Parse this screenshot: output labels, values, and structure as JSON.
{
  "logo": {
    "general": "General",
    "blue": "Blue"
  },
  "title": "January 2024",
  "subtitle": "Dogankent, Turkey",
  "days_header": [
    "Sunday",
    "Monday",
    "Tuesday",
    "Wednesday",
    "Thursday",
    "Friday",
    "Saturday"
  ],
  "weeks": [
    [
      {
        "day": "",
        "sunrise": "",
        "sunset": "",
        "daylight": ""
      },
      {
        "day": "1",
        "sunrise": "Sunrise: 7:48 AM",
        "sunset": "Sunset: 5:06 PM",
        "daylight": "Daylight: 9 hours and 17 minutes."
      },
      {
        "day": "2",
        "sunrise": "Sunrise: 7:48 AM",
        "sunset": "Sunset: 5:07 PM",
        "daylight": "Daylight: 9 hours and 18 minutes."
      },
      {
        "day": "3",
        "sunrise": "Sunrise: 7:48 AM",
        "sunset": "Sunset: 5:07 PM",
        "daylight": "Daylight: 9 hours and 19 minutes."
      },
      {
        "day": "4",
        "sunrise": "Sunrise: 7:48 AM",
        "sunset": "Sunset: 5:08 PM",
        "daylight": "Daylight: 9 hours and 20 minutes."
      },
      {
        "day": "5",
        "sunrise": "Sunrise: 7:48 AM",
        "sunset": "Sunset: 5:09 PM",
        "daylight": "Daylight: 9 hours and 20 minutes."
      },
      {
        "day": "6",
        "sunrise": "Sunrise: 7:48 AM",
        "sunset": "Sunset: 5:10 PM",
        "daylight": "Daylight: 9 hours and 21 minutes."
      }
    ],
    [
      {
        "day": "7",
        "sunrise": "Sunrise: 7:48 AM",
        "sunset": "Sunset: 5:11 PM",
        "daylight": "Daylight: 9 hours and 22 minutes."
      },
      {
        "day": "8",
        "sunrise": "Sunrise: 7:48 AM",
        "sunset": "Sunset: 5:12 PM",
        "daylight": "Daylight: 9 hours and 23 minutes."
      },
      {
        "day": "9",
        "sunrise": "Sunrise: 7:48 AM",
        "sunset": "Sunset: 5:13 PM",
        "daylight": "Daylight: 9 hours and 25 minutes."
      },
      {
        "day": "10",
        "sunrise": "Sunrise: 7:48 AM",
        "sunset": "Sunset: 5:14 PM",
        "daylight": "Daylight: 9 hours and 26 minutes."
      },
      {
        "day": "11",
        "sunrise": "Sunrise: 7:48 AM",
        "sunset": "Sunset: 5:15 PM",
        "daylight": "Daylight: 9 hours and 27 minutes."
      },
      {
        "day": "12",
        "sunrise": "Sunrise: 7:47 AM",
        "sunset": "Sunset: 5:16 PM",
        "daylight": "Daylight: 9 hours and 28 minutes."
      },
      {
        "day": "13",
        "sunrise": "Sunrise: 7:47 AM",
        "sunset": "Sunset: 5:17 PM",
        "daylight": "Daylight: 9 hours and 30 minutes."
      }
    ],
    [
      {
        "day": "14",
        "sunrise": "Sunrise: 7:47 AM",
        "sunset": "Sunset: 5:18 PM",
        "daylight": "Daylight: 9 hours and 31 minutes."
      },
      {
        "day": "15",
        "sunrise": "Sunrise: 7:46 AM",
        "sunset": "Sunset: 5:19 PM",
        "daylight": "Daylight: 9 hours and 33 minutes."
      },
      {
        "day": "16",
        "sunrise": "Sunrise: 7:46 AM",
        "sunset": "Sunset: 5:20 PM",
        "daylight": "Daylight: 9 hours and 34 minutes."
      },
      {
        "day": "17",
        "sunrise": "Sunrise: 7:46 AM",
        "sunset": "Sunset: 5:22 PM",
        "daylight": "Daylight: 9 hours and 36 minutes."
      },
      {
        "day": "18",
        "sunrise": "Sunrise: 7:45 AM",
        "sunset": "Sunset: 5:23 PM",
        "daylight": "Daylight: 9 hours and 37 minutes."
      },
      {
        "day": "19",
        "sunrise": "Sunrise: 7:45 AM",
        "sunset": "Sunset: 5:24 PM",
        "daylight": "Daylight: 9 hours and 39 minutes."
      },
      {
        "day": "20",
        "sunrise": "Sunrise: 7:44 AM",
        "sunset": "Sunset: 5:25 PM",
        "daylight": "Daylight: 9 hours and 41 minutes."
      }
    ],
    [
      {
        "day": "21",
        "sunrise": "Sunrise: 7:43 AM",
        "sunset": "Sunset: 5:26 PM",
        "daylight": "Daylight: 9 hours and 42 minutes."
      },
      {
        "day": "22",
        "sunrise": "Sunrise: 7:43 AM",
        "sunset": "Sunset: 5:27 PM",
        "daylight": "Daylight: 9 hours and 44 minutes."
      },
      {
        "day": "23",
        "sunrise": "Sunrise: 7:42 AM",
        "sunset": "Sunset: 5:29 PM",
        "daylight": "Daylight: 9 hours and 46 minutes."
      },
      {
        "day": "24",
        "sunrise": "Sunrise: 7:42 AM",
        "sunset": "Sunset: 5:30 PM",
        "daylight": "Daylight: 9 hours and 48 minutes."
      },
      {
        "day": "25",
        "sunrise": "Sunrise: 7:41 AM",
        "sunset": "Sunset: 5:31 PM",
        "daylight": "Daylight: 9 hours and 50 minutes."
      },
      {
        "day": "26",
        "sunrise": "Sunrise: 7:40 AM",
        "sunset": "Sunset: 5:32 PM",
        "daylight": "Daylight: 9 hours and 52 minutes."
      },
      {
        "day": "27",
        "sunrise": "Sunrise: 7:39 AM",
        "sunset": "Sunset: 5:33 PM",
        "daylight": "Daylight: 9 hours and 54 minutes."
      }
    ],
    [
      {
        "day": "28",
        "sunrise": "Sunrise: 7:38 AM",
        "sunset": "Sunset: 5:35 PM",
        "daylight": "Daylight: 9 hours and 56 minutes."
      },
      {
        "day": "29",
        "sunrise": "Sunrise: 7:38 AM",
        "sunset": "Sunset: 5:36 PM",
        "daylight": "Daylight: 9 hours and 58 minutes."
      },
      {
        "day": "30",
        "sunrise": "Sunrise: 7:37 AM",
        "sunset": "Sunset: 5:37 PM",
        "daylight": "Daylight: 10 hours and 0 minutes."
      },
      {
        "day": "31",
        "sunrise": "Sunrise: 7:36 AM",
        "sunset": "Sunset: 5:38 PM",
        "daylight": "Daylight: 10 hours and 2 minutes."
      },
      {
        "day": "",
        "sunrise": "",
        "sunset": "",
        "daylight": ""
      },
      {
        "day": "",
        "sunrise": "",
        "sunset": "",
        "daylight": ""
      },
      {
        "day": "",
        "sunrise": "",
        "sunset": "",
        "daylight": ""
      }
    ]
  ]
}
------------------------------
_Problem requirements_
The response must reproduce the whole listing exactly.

_Reply_
Parse this screenshot: output labels, values, and structure as JSON.
{
  "logo": {
    "general": "General",
    "blue": "Blue"
  },
  "title": "January 2024",
  "subtitle": "Dogankent, Turkey",
  "days_header": [
    "Sunday",
    "Monday",
    "Tuesday",
    "Wednesday",
    "Thursday",
    "Friday",
    "Saturday"
  ],
  "weeks": [
    [
      {
        "day": "",
        "sunrise": "",
        "sunset": "",
        "daylight": ""
      },
      {
        "day": "1",
        "sunrise": "Sunrise: 7:48 AM",
        "sunset": "Sunset: 5:06 PM",
        "daylight": "Daylight: 9 hours and 17 minutes."
      },
      {
        "day": "2",
        "sunrise": "Sunrise: 7:48 AM",
        "sunset": "Sunset: 5:07 PM",
        "daylight": "Daylight: 9 hours and 18 minutes."
      },
      {
        "day": "3",
        "sunrise": "Sunrise: 7:48 AM",
        "sunset": "Sunset: 5:07 PM",
        "daylight": "Daylight: 9 hours and 19 minutes."
      },
      {
        "day": "4",
        "sunrise": "Sunrise: 7:48 AM",
        "sunset": "Sunset: 5:08 PM",
        "daylight": "Daylight: 9 hours and 20 minutes."
      },
      {
        "day": "5",
        "sunrise": "Sunrise: 7:48 AM",
        "sunset": "Sunset: 5:09 PM",
        "daylight": "Daylight: 9 hours and 20 minutes."
      },
      {
        "day": "6",
        "sunrise": "Sunrise: 7:48 AM",
        "sunset": "Sunset: 5:10 PM",
        "daylight": "Daylight: 9 hours and 21 minutes."
      }
    ],
    [
      {
        "day": "7",
        "sunrise": "Sunrise: 7:48 AM",
        "sunset": "Sunset: 5:11 PM",
        "daylight": "Daylight: 9 hours and 22 minutes."
      },
      {
        "day": "8",
        "sunrise": "Sunrise: 7:48 AM",
        "sunset": "Sunset: 5:12 PM",
        "daylight": "Daylight: 9 hours and 23 minutes."
      },
      {
        "day": "9",
        "sunrise": "Sunrise: 7:48 AM",
        "sunset": "Sunset: 5:13 PM",
        "daylight": "Daylight: 9 hours and 25 minutes."
      },
      {
        "day": "10",
        "sunrise": "Sunrise: 7:48 AM",
        "sunset": "Sunset: 5:14 PM",
        "daylight": "Daylight: 9 hours and 26 minutes."
      },
      {
        "day": "11",
        "sunrise": "Sunrise: 7:48 AM",
        "sunset": "Sunset: 5:15 PM",
        "daylight": "Daylight: 9 hours and 27 minutes."
      },
      {
        "day": "12",
        "sunrise": "Sunrise: 7:47 AM",
        "sunset": "Sunset: 5:16 PM",
        "daylight": "Daylight: 9 hours and 28 minutes."
      },
      {
        "day": "13",
        "sunrise": "Sunrise: 7:47 AM",
        "sunset": "Sunset: 5:17 PM",
        "daylight": "Daylight: 9 hours and 30 minutes."
      }
    ],
    [
      {
        "day": "14",
        "sunrise": "Sunrise: 7:47 AM",
        "sunset": "Sunset: 5:18 PM",
        "daylight": "Daylight: 9 hours and 31 minutes."
      },
      {
        "day": "15",
        "sunrise": "Sunrise: 7:46 AM",
        "sunset": "Sunset: 5:19 PM",
        "daylight": "Daylight: 9 hours and 33 minutes."
      },
      {
        "day": "16",
        "sunrise": "Sunrise: 7:46 AM",
        "sunset": "Sunset: 5:20 PM",
        "daylight": "Daylight: 9 hours and 34 minutes."
      },
      {
        "day": "17",
        "sunrise": "Sunrise: 7:46 AM",
        "sunset": "Sunset: 5:22 PM",
        "daylight": "Daylight: 9 hours and 36 minutes."
      },
      {
        "day": "18",
        "sunrise": "Sunrise: 7:45 AM",
        "sunset": "Sunset: 5:23 PM",
        "daylight": "Daylight: 9 hours and 37 minutes."
      },
      {
        "day": "19",
        "sunrise": "Sunrise: 7:45 AM",
        "sunset": "Sunset: 5:24 PM",
        "daylight": "Daylight: 9 hours and 39 minutes."
      },
      {
        "day": "20",
        "sunrise": "Sunrise: 7:44 AM",
        "sunset": "Sunset: 5:25 PM",
        "daylight": "Daylight: 9 hours and 41 minutes."
      }
    ],
    [
      {
        "day": "21",
        "sunrise": "Sunrise: 7:43 AM",
        "sunset": "Sunset: 5:26 PM",
        "daylight": "Daylight: 9 hours and 42 minutes."
      },
      {
        "day": "22",
        "sunrise": "Sunrise: 7:43 AM",
        "sunset": "Sunset: 5:27 PM",
        "daylight": "Daylight: 9 hours and 44 minutes."
      },
      {
        "day": "23",
        "sunrise": "Sunrise: 7:42 AM",
        "sunset": "Sunset: 5:29 PM",
        "daylight": "Daylight: 9 hours and 46 minutes."
      },
      {
        "day": "24",
        "sunrise": "Sunrise: 7:42 AM",
        "sunset": "Sunset: 5:30 PM",
        "daylight": "Daylight: 9 hours and 48 minutes."
      },
      {
        "day": "25",
        "sunrise": "Sunrise: 7:41 AM",
        "sunset": "Sunset: 5:31 PM",
        "daylight": "Daylight: 9 hours and 50 minutes."
      },
      {
        "day": "26",
        "sunrise": "Sunrise: 7:40 AM",
        "sunset": "Sunset: 5:32 PM",
        "daylight": "Daylight: 9 hours and 52 minutes."
      },
      {
        "day": "27",
        "sunrise": "Sunrise: 7:39 AM",
        "sunset": "Sunset: 5:33 PM",
        "daylight": "Daylight: 9 hours and 54 minutes."
      }
    ],
    [
      {
        "day": "28",
        "sunrise": "Sunrise: 7:38 AM",
        "sunset": "Sunset: 5:35 PM",
        "daylight": "Daylight: 9 hours and 56 minutes."
      },
      {
        "day": "29",
        "sunrise": "Sunrise: 7:38 AM",
        "sunset": "Sunset: 5:36 PM",
        "daylight": "Daylight: 9 hours and 58 minutes."
      },
      {
        "day": "30",
        "sunrise": "Sunrise: 7:37 AM",
        "sunset": "Sunset: 5:37 PM",
        "daylight": "Daylight: 10 hours and 0 minutes."
      },
      {
        "day": "31",
        "sunrise": "Sunrise: 7:36 AM",
        "sunset": "Sunset: 5:38 PM",
        "daylight": "Daylight: 10 hours and 2 minutes."
      },
      {
        "day": "",
        "sunrise": "",
        "sunset": "",
        "daylight": ""
      },
      {
        "day": "",
        "sunrise": "",
        "sunset": "",
        "daylight": ""
      },
      {
        "day": "",
        "sunrise": "",
        "sunset": "",
        "daylight": ""
      }
    ]
  ]
}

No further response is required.